→ Directions: Reproduce each entry below in full, exactly as it was given.

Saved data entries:
_ _ _
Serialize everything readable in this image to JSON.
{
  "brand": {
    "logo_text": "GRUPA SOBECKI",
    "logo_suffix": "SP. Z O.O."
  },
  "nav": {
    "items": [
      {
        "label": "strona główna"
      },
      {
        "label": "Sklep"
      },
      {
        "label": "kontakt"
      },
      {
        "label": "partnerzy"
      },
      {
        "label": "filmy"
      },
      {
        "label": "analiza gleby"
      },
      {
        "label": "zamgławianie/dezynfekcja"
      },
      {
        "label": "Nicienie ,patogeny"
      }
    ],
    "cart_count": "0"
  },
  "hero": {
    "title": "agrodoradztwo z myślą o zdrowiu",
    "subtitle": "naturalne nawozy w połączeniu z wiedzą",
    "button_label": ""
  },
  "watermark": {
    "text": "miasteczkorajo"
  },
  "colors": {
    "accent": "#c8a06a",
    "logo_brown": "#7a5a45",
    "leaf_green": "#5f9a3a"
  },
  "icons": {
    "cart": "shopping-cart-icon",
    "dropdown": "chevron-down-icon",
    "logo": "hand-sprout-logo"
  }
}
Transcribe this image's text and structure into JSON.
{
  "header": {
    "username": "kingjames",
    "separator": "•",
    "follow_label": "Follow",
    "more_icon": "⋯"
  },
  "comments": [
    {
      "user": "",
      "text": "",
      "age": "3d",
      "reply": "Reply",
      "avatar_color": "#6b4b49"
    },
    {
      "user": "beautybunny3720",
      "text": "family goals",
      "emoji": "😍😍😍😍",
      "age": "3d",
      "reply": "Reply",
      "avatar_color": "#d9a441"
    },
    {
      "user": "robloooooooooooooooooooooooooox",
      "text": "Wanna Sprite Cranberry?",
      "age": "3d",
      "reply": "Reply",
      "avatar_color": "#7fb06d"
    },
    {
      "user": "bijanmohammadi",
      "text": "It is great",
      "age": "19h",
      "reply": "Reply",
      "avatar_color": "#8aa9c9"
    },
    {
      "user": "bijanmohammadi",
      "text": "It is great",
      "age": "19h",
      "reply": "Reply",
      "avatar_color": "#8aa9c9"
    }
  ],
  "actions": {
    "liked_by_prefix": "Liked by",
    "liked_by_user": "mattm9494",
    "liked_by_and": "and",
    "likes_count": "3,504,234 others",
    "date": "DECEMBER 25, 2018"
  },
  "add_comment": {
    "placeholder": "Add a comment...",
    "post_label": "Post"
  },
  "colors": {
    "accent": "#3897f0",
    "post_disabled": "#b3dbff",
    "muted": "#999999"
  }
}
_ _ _
→ Task result:
Serialize everything readable in this image to JSON.
{
  "brand": {
    "logo_text": "GRUPA SOBECKI",
    "logo_suffix": "SP. Z O.O."
  },
  "nav": {
    "items": [
      {
        "label": "strona główna"
      },
      {
        "label": "Sklep"
      },
      {
        "label": "kontakt"
      },
      {
        "label": "partnerzy"
      },
      {
        "label": "filmy"
      },
      {
        "label": "analiza gleby"
      },
      {
        "label": "zamgławianie/dezynfekcja"
      },
      {
        "label": "Nicienie ,patogeny"
      }
    ],
    "cart_count": "0"
  },
  "hero": {
    "title": "agrodoradztwo z myślą o zdrowiu",
    "subtitle": "naturalne nawozy w połączeniu z wiedzą",
    "button_label": ""
  },
  "watermark": {
    "text": "miasteczkorajo"
  },
  "colors": {
    "accent": "#c8a06a",
    "logo_brown": "#7a5a45",
    "leaf_green": "#5f9a3a"
  },
  "icons": {
    "cart": "shopping-cart-icon",
    "dropdown": "chevron-down-icon",
    "logo": "hand-sprout-logo"
  }
}
Transcribe this image's text and structure into JSON.
{
  "header": {
    "username": "kingjames",
    "separator": "•",
    "follow_label": "Follow",
    "more_icon": "⋯"
  },
  "comments": [
    {
      "user": "",
      "text": "",
      "age": "3d",
      "reply": "Reply",
      "avatar_color": "#6b4b49"
    },
    {
      "user": "beautybunny3720",
      "text": "family goals",
      "emoji": "😍😍😍😍",
      "age": "3d",
      "reply": "Reply",
      "avatar_color": "#d9a441"
    },
    {
      "user": "robloooooooooooooooooooooooooox",
      "text": "Wanna Sprite Cranberry?",
      "age": "3d",
      "reply": "Reply",
      "avatar_color": "#7fb06d"
    },
    {
      "user": "bijanmohammadi",
      "text": "It is great",
      "age": "19h",
      "reply": "Reply",
      "avatar_color": "#8aa9c9"
    },
    {
      "user": "bijanmohammadi",
      "text": "It is great",
      "age": "19h",
      "reply": "Reply",
      "avatar_color": "#8aa9c9"
    }
  ],
  "actions": {
    "liked_by_prefix": "Liked by",
    "liked_by_user": "mattm9494",
    "liked_by_and": "and",
    "likes_count": "3,504,234 others",
    "date": "DECEMBER 25, 2018"
  },
  "add_comment": {
    "placeholder": "Add a comment...",
    "post_label": "Post"
  },
  "colors": {
    "accent": "#3897f0",
    "post_disabled": "#b3dbff",
    "muted": "#999999"
  }
}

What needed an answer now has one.